(Page and application data records)
•••

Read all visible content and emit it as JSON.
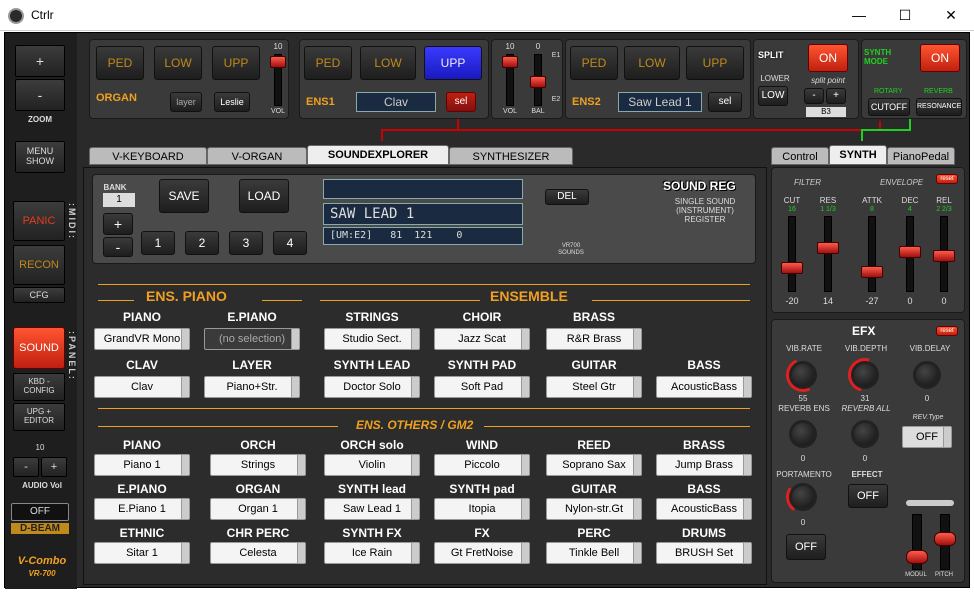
{
  "window": {
    "title": "Ctrlr",
    "min": "—",
    "max": "☐",
    "close": "✕"
  },
  "left": {
    "zoom_plus": "+",
    "zoom_minus": "-",
    "zoom": "ZOOM",
    "menu_show": "MENU\nSHOW",
    "panic": "PANIC",
    "recon": "RECON",
    "cfg": "CFG",
    "midi": ":MIDI:",
    "panel": ":PANEL:",
    "sound": "SOUND",
    "kbd_config": "KBD - CONFIG",
    "upg_editor": "UPG + EDITOR",
    "audio_val": "10",
    "audio_minus": "-",
    "audio_plus": "+",
    "audio_vol": "AUDIO Vol",
    "dbeam_off": "OFF",
    "dbeam": "D-BEAM",
    "brand": "V-Combo",
    "model": "VR-700"
  },
  "organ": {
    "ped": "PED",
    "low": "LOW",
    "upp": "UPP",
    "label": "ORGAN",
    "layer": "layer",
    "leslie": "Leslie",
    "vol_max": "10",
    "vol": "VOL"
  },
  "mid": {
    "vol_top": "10",
    "bal_top": "0",
    "e1": "E1",
    "e2": "E2",
    "vol": "VOL",
    "bal": "BAL"
  },
  "ens1": {
    "ped": "PED",
    "low": "LOW",
    "upp": "UPP",
    "label": "ENS1",
    "display": "Clav",
    "sel": "sel"
  },
  "ens2": {
    "ped": "PED",
    "low": "LOW",
    "upp": "UPP",
    "label": "ENS2",
    "display": "Saw Lead 1",
    "sel": "sel"
  },
  "split": {
    "title": "SPLIT",
    "on": "ON",
    "lower": "LOWER",
    "low": "LOW",
    "split_point": "split point",
    "minus": "-",
    "plus": "+",
    "note": "B3"
  },
  "synthmode": {
    "title": "SYNTH MODE",
    "on": "ON",
    "rotary": "ROTARY",
    "reverb": "REVERB",
    "cutoff": "CUTOFF",
    "resonance": "RESONANCE"
  },
  "tabs": [
    "V-KEYBOARD",
    "V-ORGAN",
    "SOUNDEXPLORER",
    "SYNTHESIZER"
  ],
  "righttabs": [
    "Control",
    "SYNTH",
    "PianoPedal"
  ],
  "soundreg": {
    "bank": "BANK",
    "bank_val": "1",
    "save": "SAVE",
    "load": "LOAD",
    "plus": "+",
    "minus": "-",
    "slots": [
      "1",
      "2",
      "3",
      "4"
    ],
    "del": "DEL",
    "title": "SOUND REG",
    "subtitle": "SINGLE SOUND (INSTRUMENT) REGISTER",
    "display_name": "SAW LEAD 1",
    "display_info": "[UM:E2]   81  121    0",
    "vr700": "VR700 SOUNDS"
  },
  "ens_piano": "ENS. PIANO",
  "ensemble": "ENSEMBLE",
  "ens_others": "ENS. OTHERS / GM2",
  "row1": [
    {
      "cat": "PIANO",
      "val": "GrandVR Mono"
    },
    {
      "cat": "E.PIANO",
      "val": "(no selection)"
    },
    {
      "cat": "STRINGS",
      "val": "Studio Sect."
    },
    {
      "cat": "CHOIR",
      "val": "Jazz Scat"
    },
    {
      "cat": "BRASS",
      "val": "R&R Brass"
    }
  ],
  "row2": [
    {
      "cat": "CLAV",
      "val": "Clav"
    },
    {
      "cat": "LAYER",
      "val": "Piano+Str."
    },
    {
      "cat": "SYNTH LEAD",
      "val": "Doctor Solo"
    },
    {
      "cat": "SYNTH PAD",
      "val": "Soft Pad"
    },
    {
      "cat": "GUITAR",
      "val": "Steel Gtr"
    },
    {
      "cat": "BASS",
      "val": "AcousticBass"
    }
  ],
  "row3": [
    {
      "cat": "PIANO",
      "val": "Piano 1"
    },
    {
      "cat": "ORCH",
      "val": "Strings"
    },
    {
      "cat": "ORCH solo",
      "val": "Violin"
    },
    {
      "cat": "WIND",
      "val": "Piccolo"
    },
    {
      "cat": "REED",
      "val": "Soprano Sax"
    },
    {
      "cat": "BRASS",
      "val": "Jump Brass"
    }
  ],
  "row4": [
    {
      "cat": "E.PIANO",
      "val": "E.Piano 1"
    },
    {
      "cat": "ORGAN",
      "val": "Organ 1"
    },
    {
      "cat": "SYNTH lead",
      "val": "Saw Lead 1"
    },
    {
      "cat": "SYNTH pad",
      "val": "Itopia"
    },
    {
      "cat": "GUITAR",
      "val": "Nylon-str.Gt"
    },
    {
      "cat": "BASS",
      "val": "AcousticBass"
    }
  ],
  "row5": [
    {
      "cat": "ETHNIC",
      "val": "Sitar 1"
    },
    {
      "cat": "CHR PERC",
      "val": "Celesta"
    },
    {
      "cat": "SYNTH FX",
      "val": "Ice Rain"
    },
    {
      "cat": "FX",
      "val": "Gt FretNoise"
    },
    {
      "cat": "PERC",
      "val": "Tinkle Bell"
    },
    {
      "cat": "DRUMS",
      "val": "BRUSH Set"
    }
  ],
  "filter": {
    "filter": "FILTER",
    "envelope": "ENVELOPE",
    "reset": "reset",
    "cols": [
      {
        "name": "CUT",
        "sub": "16",
        "val": "-20"
      },
      {
        "name": "RES",
        "sub": "1 1/3",
        "val": "14"
      },
      {
        "name": "ATTK",
        "sub": "8",
        "val": "-27"
      },
      {
        "name": "DEC",
        "sub": "4",
        "val": "0"
      },
      {
        "name": "REL",
        "sub": "2 2/3",
        "val": "0"
      }
    ]
  },
  "efx": {
    "title": "EFX",
    "reset": "reset",
    "vib_rate": "VIB.RATE",
    "vib_depth": "VIB.DEPTH",
    "vib_delay": "VIB.DELAY",
    "vib_rate_val": "55",
    "vib_depth_val": "31",
    "vib_delay_val": "0",
    "reverb_ens": "REVERB ENS",
    "reverb_all": "REVERB ALL",
    "rev_type": "REV.Type",
    "rev_type_val": "OFF",
    "reverb_ens_val": "0",
    "reverb_all_val": "0",
    "portamento": "PORTAMENTO",
    "portamento_val": "0",
    "effect": "EFFECT",
    "effect_off": "OFF",
    "porta_off": "OFF",
    "modul": "MODUL",
    "pitch": "PITCH"
  }
}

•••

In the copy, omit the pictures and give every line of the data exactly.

** Exercise solution **
Read all visible content and emit it as JSON.
{
  "window": {
    "title": "Ctrlr",
    "min": "—",
    "max": "☐",
    "close": "✕"
  },
  "left": {
    "zoom_plus": "+",
    "zoom_minus": "-",
    "zoom": "ZOOM",
    "menu_show": "MENU\nSHOW",
    "panic": "PANIC",
    "recon": "RECON",
    "cfg": "CFG",
    "midi": ":MIDI:",
    "panel": ":PANEL:",
    "sound": "SOUND",
    "kbd_config": "KBD - CONFIG",
    "upg_editor": "UPG + EDITOR",
    "audio_val": "10",
    "audio_minus": "-",
    "audio_plus": "+",
    "audio_vol": "AUDIO Vol",
    "dbeam_off": "OFF",
    "dbeam": "D-BEAM",
    "brand": "V-Combo",
    "model": "VR-700"
  },
  "organ": {
    "ped": "PED",
    "low": "LOW",
    "upp": "UPP",
    "label": "ORGAN",
    "layer": "layer",
    "leslie": "Leslie",
    "vol_max": "10",
    "vol": "VOL"
  },
  "mid": {
    "vol_top": "10",
    "bal_top": "0",
    "e1": "E1",
    "e2": "E2",
    "vol": "VOL",
    "bal": "BAL"
  },
  "ens1": {
    "ped": "PED",
    "low": "LOW",
    "upp": "UPP",
    "label": "ENS1",
    "display": "Clav",
    "sel": "sel"
  },
  "ens2": {
    "ped": "PED",
    "low": "LOW",
    "upp": "UPP",
    "label": "ENS2",
    "display": "Saw Lead 1",
    "sel": "sel"
  },
  "split": {
    "title": "SPLIT",
    "on": "ON",
    "lower": "LOWER",
    "low": "LOW",
    "split_point": "split point",
    "minus": "-",
    "plus": "+",
    "note": "B3"
  },
  "synthmode": {
    "title": "SYNTH MODE",
    "on": "ON",
    "rotary": "ROTARY",
    "reverb": "REVERB",
    "cutoff": "CUTOFF",
    "resonance": "RESONANCE"
  },
  "tabs": [
    "V-KEYBOARD",
    "V-ORGAN",
    "SOUNDEXPLORER",
    "SYNTHESIZER"
  ],
  "righttabs": [
    "Control",
    "SYNTH",
    "PianoPedal"
  ],
  "soundreg": {
    "bank": "BANK",
    "bank_val": "1",
    "save": "SAVE",
    "load": "LOAD",
    "plus": "+",
    "minus": "-",
    "slots": [
      "1",
      "2",
      "3",
      "4"
    ],
    "del": "DEL",
    "title": "SOUND REG",
    "subtitle": "SINGLE SOUND (INSTRUMENT) REGISTER",
    "display_name": "SAW LEAD 1",
    "display_info": "[UM:E2]   81  121    0",
    "vr700": "VR700 SOUNDS"
  },
  "ens_piano": "ENS. PIANO",
  "ensemble": "ENSEMBLE",
  "ens_others": "ENS. OTHERS / GM2",
  "row1": [
    {
      "cat": "PIANO",
      "val": "GrandVR Mono"
    },
    {
      "cat": "E.PIANO",
      "val": "(no selection)"
    },
    {
      "cat": "STRINGS",
      "val": "Studio Sect."
    },
    {
      "cat": "CHOIR",
      "val": "Jazz Scat"
    },
    {
      "cat": "BRASS",
      "val": "R&R Brass"
    }
  ],
  "row2": [
    {
      "cat": "CLAV",
      "val": "Clav"
    },
    {
      "cat": "LAYER",
      "val": "Piano+Str."
    },
    {
      "cat": "SYNTH LEAD",
      "val": "Doctor Solo"
    },
    {
      "cat": "SYNTH PAD",
      "val": "Soft Pad"
    },
    {
      "cat": "GUITAR",
      "val": "Steel Gtr"
    },
    {
      "cat": "BASS",
      "val": "AcousticBass"
    }
  ],
  "row3": [
    {
      "cat": "PIANO",
      "val": "Piano 1"
    },
    {
      "cat": "ORCH",
      "val": "Strings"
    },
    {
      "cat": "ORCH solo",
      "val": "Violin"
    },
    {
      "cat": "WIND",
      "val": "Piccolo"
    },
    {
      "cat": "REED",
      "val": "Soprano Sax"
    },
    {
      "cat": "BRASS",
      "val": "Jump Brass"
    }
  ],
  "row4": [
    {
      "cat": "E.PIANO",
      "val": "E.Piano 1"
    },
    {
      "cat": "ORGAN",
      "val": "Organ 1"
    },
    {
      "cat": "SYNTH lead",
      "val": "Saw Lead 1"
    },
    {
      "cat": "SYNTH pad",
      "val": "Itopia"
    },
    {
      "cat": "GUITAR",
      "val": "Nylon-str.Gt"
    },
    {
      "cat": "BASS",
      "val": "AcousticBass"
    }
  ],
  "row5": [
    {
      "cat": "ETHNIC",
      "val": "Sitar 1"
    },
    {
      "cat": "CHR PERC",
      "val": "Celesta"
    },
    {
      "cat": "SYNTH FX",
      "val": "Ice Rain"
    },
    {
      "cat": "FX",
      "val": "Gt FretNoise"
    },
    {
      "cat": "PERC",
      "val": "Tinkle Bell"
    },
    {
      "cat": "DRUMS",
      "val": "BRUSH Set"
    }
  ],
  "filter": {
    "filter": "FILTER",
    "envelope": "ENVELOPE",
    "reset": "reset",
    "cols": [
      {
        "name": "CUT",
        "sub": "16",
        "val": "-20"
      },
      {
        "name": "RES",
        "sub": "1 1/3",
        "val": "14"
      },
      {
        "name": "ATTK",
        "sub": "8",
        "val": "-27"
      },
      {
        "name": "DEC",
        "sub": "4",
        "val": "0"
      },
      {
        "name": "REL",
        "sub": "2 2/3",
        "val": "0"
      }
    ]
  },
  "efx": {
    "title": "EFX",
    "reset": "reset",
    "vib_rate": "VIB.RATE",
    "vib_depth": "VIB.DEPTH",
    "vib_delay": "VIB.DELAY",
    "vib_rate_val": "55",
    "vib_depth_val": "31",
    "vib_delay_val": "0",
    "reverb_ens": "REVERB ENS",
    "reverb_all": "REVERB ALL",
    "rev_type": "REV.Type",
    "rev_type_val": "OFF",
    "reverb_ens_val": "0",
    "reverb_all_val": "0",
    "portamento": "PORTAMENTO",
    "portamento_val": "0",
    "effect": "EFFECT",
    "effect_off": "OFF",
    "porta_off": "OFF",
    "modul": "MODUL",
    "pitch": "PITCH"
  }
}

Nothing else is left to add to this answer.